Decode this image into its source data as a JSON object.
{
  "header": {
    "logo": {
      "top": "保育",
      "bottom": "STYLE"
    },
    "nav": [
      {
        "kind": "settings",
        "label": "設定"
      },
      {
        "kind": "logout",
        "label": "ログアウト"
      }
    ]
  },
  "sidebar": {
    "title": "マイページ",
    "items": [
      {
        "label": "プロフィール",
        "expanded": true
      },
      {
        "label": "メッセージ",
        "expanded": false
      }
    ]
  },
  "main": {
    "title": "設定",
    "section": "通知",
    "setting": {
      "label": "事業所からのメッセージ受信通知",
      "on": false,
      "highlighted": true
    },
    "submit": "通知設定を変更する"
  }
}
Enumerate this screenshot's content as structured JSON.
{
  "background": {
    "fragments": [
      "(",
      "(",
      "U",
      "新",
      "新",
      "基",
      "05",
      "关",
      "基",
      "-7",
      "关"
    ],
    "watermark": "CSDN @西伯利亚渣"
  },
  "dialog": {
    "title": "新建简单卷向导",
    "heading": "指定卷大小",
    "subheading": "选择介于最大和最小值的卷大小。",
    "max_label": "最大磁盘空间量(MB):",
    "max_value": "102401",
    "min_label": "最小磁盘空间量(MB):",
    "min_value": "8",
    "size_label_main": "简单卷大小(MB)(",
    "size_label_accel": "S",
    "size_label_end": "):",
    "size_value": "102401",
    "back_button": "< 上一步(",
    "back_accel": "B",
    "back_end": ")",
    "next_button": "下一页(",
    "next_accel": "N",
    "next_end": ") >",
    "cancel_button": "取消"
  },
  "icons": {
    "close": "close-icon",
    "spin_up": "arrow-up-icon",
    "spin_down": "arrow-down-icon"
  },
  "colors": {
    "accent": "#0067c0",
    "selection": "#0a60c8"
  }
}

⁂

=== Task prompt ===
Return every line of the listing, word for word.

=== Response to this task ===
Decode this image into its source data as a JSON object.
{
  "header": {
    "logo": {
      "top": "保育",
      "bottom": "STYLE"
    },
    "nav": [
      {
        "kind": "settings",
        "label": "設定"
      },
      {
        "kind": "logout",
        "label": "ログアウト"
      }
    ]
  },
  "sidebar": {
    "title": "マイページ",
    "items": [
      {
        "label": "プロフィール",
        "expanded": true
      },
      {
        "label": "メッセージ",
        "expanded": false
      }
    ]
  },
  "main": {
    "title": "設定",
    "section": "通知",
    "setting": {
      "label": "事業所からのメッセージ受信通知",
      "on": false,
      "highlighted": true
    },
    "submit": "通知設定を変更する"
  }
}
Enumerate this screenshot's content as structured JSON.
{
  "background": {
    "fragments": [
      "(",
      "(",
      "U",
      "新",
      "新",
      "基",
      "05",
      "关",
      "基",
      "-7",
      "关"
    ],
    "watermark": "CSDN @西伯利亚渣"
  },
  "dialog": {
    "title": "新建简单卷向导",
    "heading": "指定卷大小",
    "subheading": "选择介于最大和最小值的卷大小。",
    "max_label": "最大磁盘空间量(MB):",
    "max_value": "102401",
    "min_label": "最小磁盘空间量(MB):",
    "min_value": "8",
    "size_label_main": "简单卷大小(MB)(",
    "size_label_accel": "S",
    "size_label_end": "):",
    "size_value": "102401",
    "back_button": "< 上一步(",
    "back_accel": "B",
    "back_end": ")",
    "next_button": "下一页(",
    "next_accel": "N",
    "next_end": ") >",
    "cancel_button": "取消"
  },
  "icons": {
    "close": "close-icon",
    "spin_up": "arrow-up-icon",
    "spin_down": "arrow-down-icon"
  },
  "colors": {
    "accent": "#0067c0",
    "selection": "#0a60c8"
  }
}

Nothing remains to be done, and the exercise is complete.